[Start of Attachment]

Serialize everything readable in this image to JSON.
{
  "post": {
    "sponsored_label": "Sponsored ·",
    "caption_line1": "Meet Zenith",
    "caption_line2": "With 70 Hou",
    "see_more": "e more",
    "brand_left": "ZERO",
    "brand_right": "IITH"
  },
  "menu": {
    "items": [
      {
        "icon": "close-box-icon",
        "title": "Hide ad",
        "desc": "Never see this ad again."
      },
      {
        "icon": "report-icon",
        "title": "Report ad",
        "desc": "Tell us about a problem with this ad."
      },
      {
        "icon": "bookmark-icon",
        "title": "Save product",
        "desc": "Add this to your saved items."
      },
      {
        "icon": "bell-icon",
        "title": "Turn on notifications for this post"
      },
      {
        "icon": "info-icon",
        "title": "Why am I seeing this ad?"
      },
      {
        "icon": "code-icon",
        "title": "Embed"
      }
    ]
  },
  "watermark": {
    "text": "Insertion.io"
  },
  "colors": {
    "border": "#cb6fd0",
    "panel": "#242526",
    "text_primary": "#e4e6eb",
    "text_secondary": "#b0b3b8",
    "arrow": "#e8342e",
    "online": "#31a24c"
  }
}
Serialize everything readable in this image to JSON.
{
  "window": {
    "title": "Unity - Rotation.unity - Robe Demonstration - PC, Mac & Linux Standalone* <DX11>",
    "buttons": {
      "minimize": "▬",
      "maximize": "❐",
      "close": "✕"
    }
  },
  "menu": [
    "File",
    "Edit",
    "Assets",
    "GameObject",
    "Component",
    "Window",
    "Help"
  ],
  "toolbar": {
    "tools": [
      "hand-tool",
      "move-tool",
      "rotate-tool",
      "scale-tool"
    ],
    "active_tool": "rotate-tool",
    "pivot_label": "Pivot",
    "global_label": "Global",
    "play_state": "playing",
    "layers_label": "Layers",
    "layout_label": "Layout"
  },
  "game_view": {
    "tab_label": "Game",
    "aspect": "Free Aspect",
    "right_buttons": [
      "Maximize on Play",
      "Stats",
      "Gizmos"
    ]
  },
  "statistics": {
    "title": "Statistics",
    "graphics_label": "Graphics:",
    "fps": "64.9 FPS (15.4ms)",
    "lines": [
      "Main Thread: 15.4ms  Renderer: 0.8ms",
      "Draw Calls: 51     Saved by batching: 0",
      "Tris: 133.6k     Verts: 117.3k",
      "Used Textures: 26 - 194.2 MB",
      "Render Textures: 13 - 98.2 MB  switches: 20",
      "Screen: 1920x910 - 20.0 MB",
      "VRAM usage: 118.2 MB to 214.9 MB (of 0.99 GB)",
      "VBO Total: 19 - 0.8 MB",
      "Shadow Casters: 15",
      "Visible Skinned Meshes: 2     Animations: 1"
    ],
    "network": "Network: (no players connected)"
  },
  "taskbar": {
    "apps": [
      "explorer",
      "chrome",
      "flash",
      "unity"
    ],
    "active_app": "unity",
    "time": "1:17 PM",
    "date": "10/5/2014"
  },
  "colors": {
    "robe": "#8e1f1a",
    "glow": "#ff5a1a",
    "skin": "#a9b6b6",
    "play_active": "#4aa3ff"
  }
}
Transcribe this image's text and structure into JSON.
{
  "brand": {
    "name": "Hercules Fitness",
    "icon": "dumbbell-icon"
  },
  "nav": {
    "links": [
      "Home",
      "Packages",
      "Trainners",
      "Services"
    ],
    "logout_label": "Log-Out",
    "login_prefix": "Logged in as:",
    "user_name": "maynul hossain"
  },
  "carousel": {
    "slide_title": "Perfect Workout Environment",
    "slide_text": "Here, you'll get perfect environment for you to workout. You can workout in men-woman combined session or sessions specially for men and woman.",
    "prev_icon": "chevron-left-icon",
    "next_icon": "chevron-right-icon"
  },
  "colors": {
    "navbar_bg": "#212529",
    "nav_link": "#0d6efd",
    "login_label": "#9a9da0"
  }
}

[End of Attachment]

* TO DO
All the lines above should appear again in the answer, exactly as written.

* ANSWER FOR THIS EXERCISE
Serialize everything readable in this image to JSON.
{
  "post": {
    "sponsored_label": "Sponsored ·",
    "caption_line1": "Meet Zenith",
    "caption_line2": "With 70 Hou",
    "see_more": "e more",
    "brand_left": "ZERO",
    "brand_right": "IITH"
  },
  "menu": {
    "items": [
      {
        "icon": "close-box-icon",
        "title": "Hide ad",
        "desc": "Never see this ad again."
      },
      {
        "icon": "report-icon",
        "title": "Report ad",
        "desc": "Tell us about a problem with this ad."
      },
      {
        "icon": "bookmark-icon",
        "title": "Save product",
        "desc": "Add this to your saved items."
      },
      {
        "icon": "bell-icon",
        "title": "Turn on notifications for this post"
      },
      {
        "icon": "info-icon",
        "title": "Why am I seeing this ad?"
      },
      {
        "icon": "code-icon",
        "title": "Embed"
      }
    ]
  },
  "watermark": {
    "text": "Insertion.io"
  },
  "colors": {
    "border": "#cb6fd0",
    "panel": "#242526",
    "text_primary": "#e4e6eb",
    "text_secondary": "#b0b3b8",
    "arrow": "#e8342e",
    "online": "#31a24c"
  }
}
Serialize everything readable in this image to JSON.
{
  "window": {
    "title": "Unity - Rotation.unity - Robe Demonstration - PC, Mac & Linux Standalone* <DX11>",
    "buttons": {
      "minimize": "▬",
      "maximize": "❐",
      "close": "✕"
    }
  },
  "menu": [
    "File",
    "Edit",
    "Assets",
    "GameObject",
    "Component",
    "Window",
    "Help"
  ],
  "toolbar": {
    "tools": [
      "hand-tool",
      "move-tool",
      "rotate-tool",
      "scale-tool"
    ],
    "active_tool": "rotate-tool",
    "pivot_label": "Pivot",
    "global_label": "Global",
    "play_state": "playing",
    "layers_label": "Layers",
    "layout_label": "Layout"
  },
  "game_view": {
    "tab_label": "Game",
    "aspect": "Free Aspect",
    "right_buttons": [
      "Maximize on Play",
      "Stats",
      "Gizmos"
    ]
  },
  "statistics": {
    "title": "Statistics",
    "graphics_label": "Graphics:",
    "fps": "64.9 FPS (15.4ms)",
    "lines": [
      "Main Thread: 15.4ms  Renderer: 0.8ms",
      "Draw Calls: 51     Saved by batching: 0",
      "Tris: 133.6k     Verts: 117.3k",
      "Used Textures: 26 - 194.2 MB",
      "Render Textures: 13 - 98.2 MB  switches: 20",
      "Screen: 1920x910 - 20.0 MB",
      "VRAM usage: 118.2 MB to 214.9 MB (of 0.99 GB)",
      "VBO Total: 19 - 0.8 MB",
      "Shadow Casters: 15",
      "Visible Skinned Meshes: 2     Animations: 1"
    ],
    "network": "Network: (no players connected)"
  },
  "taskbar": {
    "apps": [
      "explorer",
      "chrome",
      "flash",
      "unity"
    ],
    "active_app": "unity",
    "time": "1:17 PM",
    "date": "10/5/2014"
  },
  "colors": {
    "robe": "#8e1f1a",
    "glow": "#ff5a1a",
    "skin": "#a9b6b6",
    "play_active": "#4aa3ff"
  }
}
Transcribe this image's text and structure into JSON.
{
  "brand": {
    "name": "Hercules Fitness",
    "icon": "dumbbell-icon"
  },
  "nav": {
    "links": [
      "Home",
      "Packages",
      "Trainners",
      "Services"
    ],
    "logout_label": "Log-Out",
    "login_prefix": "Logged in as:",
    "user_name": "maynul hossain"
  },
  "carousel": {
    "slide_title": "Perfect Workout Environment",
    "slide_text": "Here, you'll get perfect environment for you to workout. You can workout in men-woman combined session or sessions specially for men and woman.",
    "prev_icon": "chevron-left-icon",
    "next_icon": "chevron-right-icon"
  },
  "colors": {
    "navbar_bg": "#212529",
    "nav_link": "#0d6efd",
    "login_label": "#9a9da0"
  }
}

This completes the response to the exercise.